WHAT THE EXERCISE ASKS — Scan the records below. List lines holding "application".

(ENTRIES SHOWN)

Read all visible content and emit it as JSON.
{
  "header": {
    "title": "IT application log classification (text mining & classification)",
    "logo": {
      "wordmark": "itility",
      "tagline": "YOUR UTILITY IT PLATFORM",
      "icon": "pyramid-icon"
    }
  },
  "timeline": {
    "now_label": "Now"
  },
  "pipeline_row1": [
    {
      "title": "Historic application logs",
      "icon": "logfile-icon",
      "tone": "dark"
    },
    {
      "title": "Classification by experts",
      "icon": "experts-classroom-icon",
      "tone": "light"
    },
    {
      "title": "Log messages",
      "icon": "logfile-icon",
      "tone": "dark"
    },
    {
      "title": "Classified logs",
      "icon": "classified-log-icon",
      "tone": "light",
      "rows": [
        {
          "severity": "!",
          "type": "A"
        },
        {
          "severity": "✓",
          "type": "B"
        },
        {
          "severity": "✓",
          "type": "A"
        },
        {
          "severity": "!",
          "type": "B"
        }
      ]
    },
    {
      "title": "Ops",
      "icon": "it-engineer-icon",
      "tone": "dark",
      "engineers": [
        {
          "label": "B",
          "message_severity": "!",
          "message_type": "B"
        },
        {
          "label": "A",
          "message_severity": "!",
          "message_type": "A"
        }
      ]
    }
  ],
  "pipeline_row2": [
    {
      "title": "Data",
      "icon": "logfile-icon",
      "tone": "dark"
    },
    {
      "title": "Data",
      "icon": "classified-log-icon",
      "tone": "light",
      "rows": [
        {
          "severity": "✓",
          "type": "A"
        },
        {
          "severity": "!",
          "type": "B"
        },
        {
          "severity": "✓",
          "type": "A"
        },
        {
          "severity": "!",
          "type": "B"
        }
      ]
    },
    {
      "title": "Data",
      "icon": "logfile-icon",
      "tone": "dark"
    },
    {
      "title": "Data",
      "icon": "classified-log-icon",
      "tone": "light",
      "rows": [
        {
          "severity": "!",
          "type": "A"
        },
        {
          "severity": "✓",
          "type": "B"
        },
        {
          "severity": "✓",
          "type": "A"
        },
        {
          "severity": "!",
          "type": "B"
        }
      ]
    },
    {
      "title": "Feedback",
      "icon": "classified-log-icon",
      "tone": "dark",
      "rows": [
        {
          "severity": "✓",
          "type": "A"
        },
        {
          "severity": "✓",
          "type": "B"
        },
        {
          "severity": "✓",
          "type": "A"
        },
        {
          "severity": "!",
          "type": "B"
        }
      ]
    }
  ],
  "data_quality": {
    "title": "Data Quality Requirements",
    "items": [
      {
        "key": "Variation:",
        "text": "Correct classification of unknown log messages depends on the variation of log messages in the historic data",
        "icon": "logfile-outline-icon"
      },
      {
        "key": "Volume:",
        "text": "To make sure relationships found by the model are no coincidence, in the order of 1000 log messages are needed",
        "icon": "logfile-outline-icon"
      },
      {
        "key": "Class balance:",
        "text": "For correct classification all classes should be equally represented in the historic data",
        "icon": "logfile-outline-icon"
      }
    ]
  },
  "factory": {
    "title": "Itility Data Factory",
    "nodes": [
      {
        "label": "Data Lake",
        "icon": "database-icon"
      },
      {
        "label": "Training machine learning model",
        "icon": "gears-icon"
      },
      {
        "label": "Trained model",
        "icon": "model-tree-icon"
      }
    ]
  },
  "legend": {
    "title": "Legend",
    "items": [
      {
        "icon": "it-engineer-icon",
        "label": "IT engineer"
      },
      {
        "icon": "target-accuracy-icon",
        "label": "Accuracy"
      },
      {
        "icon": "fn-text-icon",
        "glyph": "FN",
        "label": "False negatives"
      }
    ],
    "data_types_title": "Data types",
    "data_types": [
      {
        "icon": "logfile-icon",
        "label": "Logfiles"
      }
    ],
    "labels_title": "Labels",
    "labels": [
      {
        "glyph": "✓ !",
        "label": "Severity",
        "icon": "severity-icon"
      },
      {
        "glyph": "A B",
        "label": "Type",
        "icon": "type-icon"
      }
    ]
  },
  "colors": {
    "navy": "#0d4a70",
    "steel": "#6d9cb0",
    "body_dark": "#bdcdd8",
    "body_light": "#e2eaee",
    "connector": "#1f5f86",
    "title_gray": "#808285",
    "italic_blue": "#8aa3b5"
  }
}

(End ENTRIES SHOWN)

FINISHED EXERCISE —
    "title": "IT application log classification (text mining & classification)",
      "title": "Historic application logs",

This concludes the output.